During her career at PCHS, Rehm earned the Most Improved Player Award. In the 2009-10 season, the team won both district and regional championships before finishing runner-up in the Class A state tournament.
Rehm said it was not until she joined a travel volleyball team that she decided to completely commit herself to getting better at the game of volleyball.
Now, Rehm is the starting middle hitter for the Bulldogs who are currently ranked 23rd in the nation. According to senior captain Ashley Huntey, Rehm has already brought a lot to the Bulldogs’ volleyball squad.
“Her presence on the court does not go unnoticed. She has great enthusiasm when she makes a play,” Huntey said. “She is a great student of the game; I’m excited to see where she can continue to grow in this season.”
Rehm hopes in the future she will be using her nursing major to positively affect many people’s lives. Her stepmother is a nurse at a children’s cancer clinic. Rehm decided to job shadow her stepmother, and as a result, she believes her life has changed for the better.
“I met so many wonderful children that were all very cheerful children for the circumstances they were given,” said Rehm. “It made me realize that I should be very thankful for what I’m given, because someone out there is not as fortunate.”
One of the most important things Rehm has learned is to be accepting of the person she is, regardless of other people’s opinions.
“In the south, a lot of the women I was around were short,” said Rehm. “Their reaction to me was equivalent to Japanese people reacting to Godzilla.”
She attributes much of this opinion to overcoming the insecurity of her height.
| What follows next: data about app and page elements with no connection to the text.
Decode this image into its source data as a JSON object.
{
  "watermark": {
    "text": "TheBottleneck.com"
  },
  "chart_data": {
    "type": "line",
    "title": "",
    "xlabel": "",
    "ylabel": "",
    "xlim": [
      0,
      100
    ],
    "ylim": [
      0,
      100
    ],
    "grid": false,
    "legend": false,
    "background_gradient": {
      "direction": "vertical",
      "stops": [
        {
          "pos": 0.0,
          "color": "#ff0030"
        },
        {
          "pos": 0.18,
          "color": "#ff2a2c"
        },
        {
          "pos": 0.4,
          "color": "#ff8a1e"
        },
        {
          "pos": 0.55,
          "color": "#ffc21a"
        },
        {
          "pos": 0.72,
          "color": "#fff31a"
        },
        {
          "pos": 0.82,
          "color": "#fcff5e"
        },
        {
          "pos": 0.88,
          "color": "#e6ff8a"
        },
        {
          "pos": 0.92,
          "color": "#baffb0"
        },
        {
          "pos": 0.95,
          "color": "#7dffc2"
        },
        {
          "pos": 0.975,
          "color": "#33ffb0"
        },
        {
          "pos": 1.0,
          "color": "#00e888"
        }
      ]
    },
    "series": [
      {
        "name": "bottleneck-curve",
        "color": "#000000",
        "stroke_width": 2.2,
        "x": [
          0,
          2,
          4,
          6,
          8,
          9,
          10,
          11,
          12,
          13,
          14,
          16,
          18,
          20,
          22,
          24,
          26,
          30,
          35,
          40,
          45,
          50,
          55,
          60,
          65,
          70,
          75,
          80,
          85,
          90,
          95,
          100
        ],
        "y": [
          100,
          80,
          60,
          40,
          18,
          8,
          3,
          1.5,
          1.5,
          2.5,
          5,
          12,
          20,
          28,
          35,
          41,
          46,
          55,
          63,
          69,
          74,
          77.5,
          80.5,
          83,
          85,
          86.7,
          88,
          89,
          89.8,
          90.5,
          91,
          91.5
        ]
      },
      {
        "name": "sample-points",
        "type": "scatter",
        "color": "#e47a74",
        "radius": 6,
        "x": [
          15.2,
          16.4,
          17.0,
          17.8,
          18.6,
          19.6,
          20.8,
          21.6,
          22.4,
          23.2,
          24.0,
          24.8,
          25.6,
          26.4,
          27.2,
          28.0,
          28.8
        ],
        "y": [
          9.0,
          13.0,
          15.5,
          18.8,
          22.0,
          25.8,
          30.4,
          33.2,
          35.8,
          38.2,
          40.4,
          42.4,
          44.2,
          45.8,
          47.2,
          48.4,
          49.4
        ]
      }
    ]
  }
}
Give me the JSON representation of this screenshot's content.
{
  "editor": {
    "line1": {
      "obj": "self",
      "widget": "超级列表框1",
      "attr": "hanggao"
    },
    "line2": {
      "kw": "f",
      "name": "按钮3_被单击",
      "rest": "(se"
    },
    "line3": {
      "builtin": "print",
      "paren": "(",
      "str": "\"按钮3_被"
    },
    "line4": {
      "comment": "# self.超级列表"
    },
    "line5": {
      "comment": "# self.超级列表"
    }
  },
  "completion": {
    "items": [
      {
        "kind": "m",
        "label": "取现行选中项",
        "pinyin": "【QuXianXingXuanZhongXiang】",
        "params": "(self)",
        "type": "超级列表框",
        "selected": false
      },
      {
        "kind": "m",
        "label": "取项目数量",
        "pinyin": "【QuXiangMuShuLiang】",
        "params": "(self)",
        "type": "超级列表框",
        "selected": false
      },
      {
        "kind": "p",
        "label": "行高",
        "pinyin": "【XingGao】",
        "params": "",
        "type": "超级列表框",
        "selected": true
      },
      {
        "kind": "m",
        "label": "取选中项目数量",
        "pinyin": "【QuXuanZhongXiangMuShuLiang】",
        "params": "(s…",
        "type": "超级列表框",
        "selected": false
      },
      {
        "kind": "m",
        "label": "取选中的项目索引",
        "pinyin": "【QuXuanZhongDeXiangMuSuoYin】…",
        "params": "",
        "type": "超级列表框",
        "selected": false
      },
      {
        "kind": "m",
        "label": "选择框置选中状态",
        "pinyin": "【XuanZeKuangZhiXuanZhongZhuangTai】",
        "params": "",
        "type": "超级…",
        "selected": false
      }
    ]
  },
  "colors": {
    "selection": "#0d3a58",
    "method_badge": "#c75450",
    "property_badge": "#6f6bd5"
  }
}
To her, it is important to just be happy with who she is as an individual.